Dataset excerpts
---+---

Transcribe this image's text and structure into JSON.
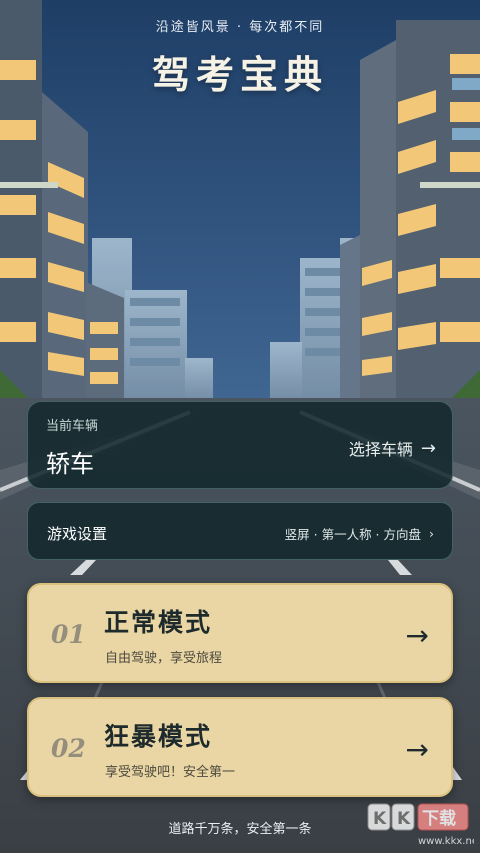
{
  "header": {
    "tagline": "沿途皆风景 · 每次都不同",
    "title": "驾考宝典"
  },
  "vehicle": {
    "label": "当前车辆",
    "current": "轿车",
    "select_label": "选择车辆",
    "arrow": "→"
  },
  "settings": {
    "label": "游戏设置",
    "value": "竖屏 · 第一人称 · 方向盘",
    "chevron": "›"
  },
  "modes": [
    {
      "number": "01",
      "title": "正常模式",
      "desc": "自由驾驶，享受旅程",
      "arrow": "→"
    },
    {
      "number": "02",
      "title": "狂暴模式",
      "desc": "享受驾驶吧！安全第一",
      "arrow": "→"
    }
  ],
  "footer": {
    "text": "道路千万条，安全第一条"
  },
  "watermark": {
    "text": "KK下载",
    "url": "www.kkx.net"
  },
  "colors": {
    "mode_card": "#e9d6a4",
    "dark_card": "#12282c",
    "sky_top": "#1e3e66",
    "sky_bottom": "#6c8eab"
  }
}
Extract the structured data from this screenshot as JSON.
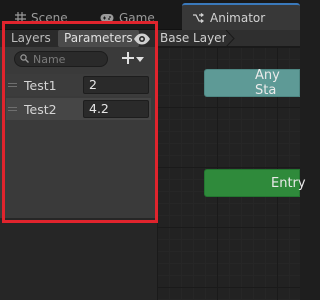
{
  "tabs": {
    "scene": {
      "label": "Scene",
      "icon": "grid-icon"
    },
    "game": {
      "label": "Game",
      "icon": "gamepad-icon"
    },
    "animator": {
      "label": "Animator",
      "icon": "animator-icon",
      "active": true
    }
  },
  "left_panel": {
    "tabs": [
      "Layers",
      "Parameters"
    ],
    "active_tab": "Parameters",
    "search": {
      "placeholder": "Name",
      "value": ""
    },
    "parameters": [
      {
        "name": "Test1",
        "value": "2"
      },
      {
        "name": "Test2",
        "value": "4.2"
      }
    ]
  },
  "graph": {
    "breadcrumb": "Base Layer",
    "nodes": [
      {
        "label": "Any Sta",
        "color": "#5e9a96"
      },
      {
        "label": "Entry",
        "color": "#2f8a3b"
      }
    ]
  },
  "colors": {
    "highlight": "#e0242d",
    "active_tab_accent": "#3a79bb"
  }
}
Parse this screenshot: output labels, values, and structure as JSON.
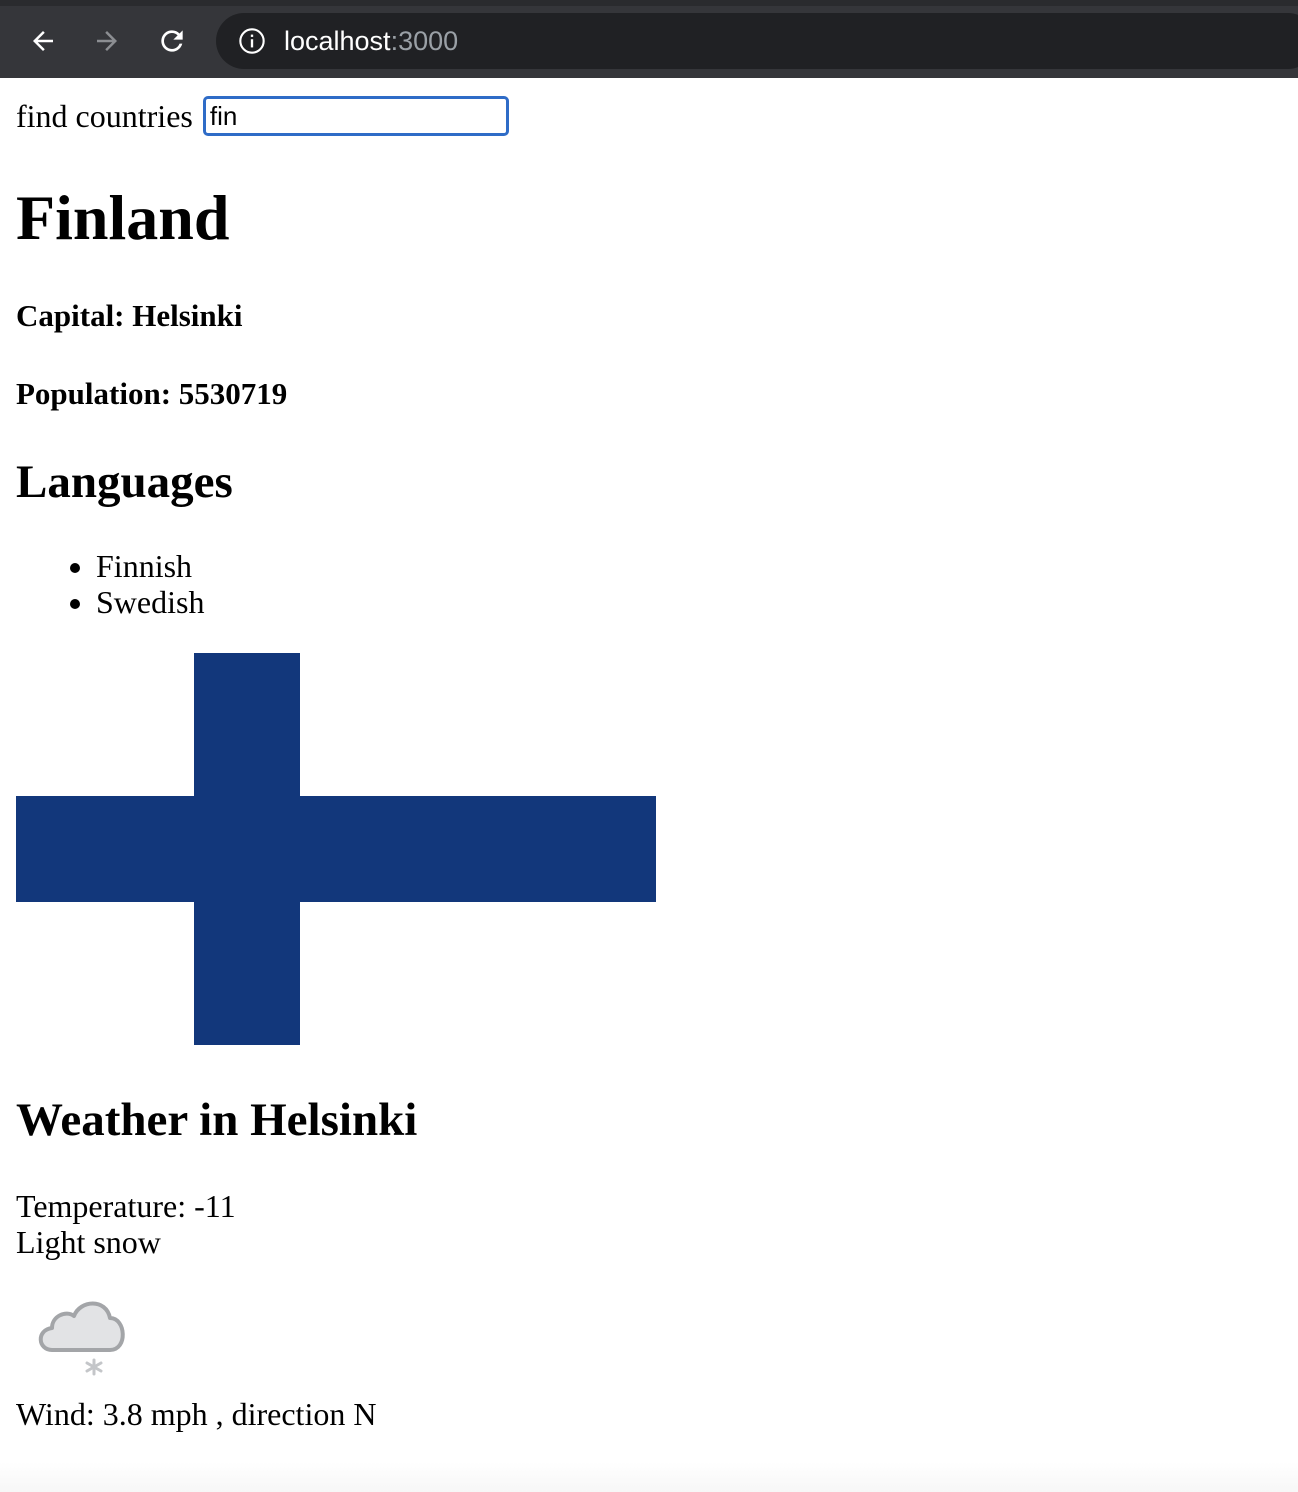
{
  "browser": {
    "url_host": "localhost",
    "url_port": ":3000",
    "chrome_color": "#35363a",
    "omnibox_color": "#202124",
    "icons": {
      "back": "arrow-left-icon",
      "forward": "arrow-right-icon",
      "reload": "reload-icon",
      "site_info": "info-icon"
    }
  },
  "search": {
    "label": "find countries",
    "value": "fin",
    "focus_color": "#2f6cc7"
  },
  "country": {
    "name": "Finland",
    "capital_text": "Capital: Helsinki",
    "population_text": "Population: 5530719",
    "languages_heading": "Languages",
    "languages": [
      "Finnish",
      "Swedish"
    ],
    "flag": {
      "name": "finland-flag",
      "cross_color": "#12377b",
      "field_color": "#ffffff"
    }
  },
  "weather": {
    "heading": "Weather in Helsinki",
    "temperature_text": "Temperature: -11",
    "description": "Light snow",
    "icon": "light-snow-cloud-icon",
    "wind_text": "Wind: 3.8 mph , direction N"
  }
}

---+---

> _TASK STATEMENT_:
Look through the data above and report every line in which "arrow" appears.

> _YOUR RESPONSE_:
    "arrow": "→"
      "arrow": "→"
      "arrow": "→"
      "back": "arrow-left-icon",
      "forward": "arrow-right-icon",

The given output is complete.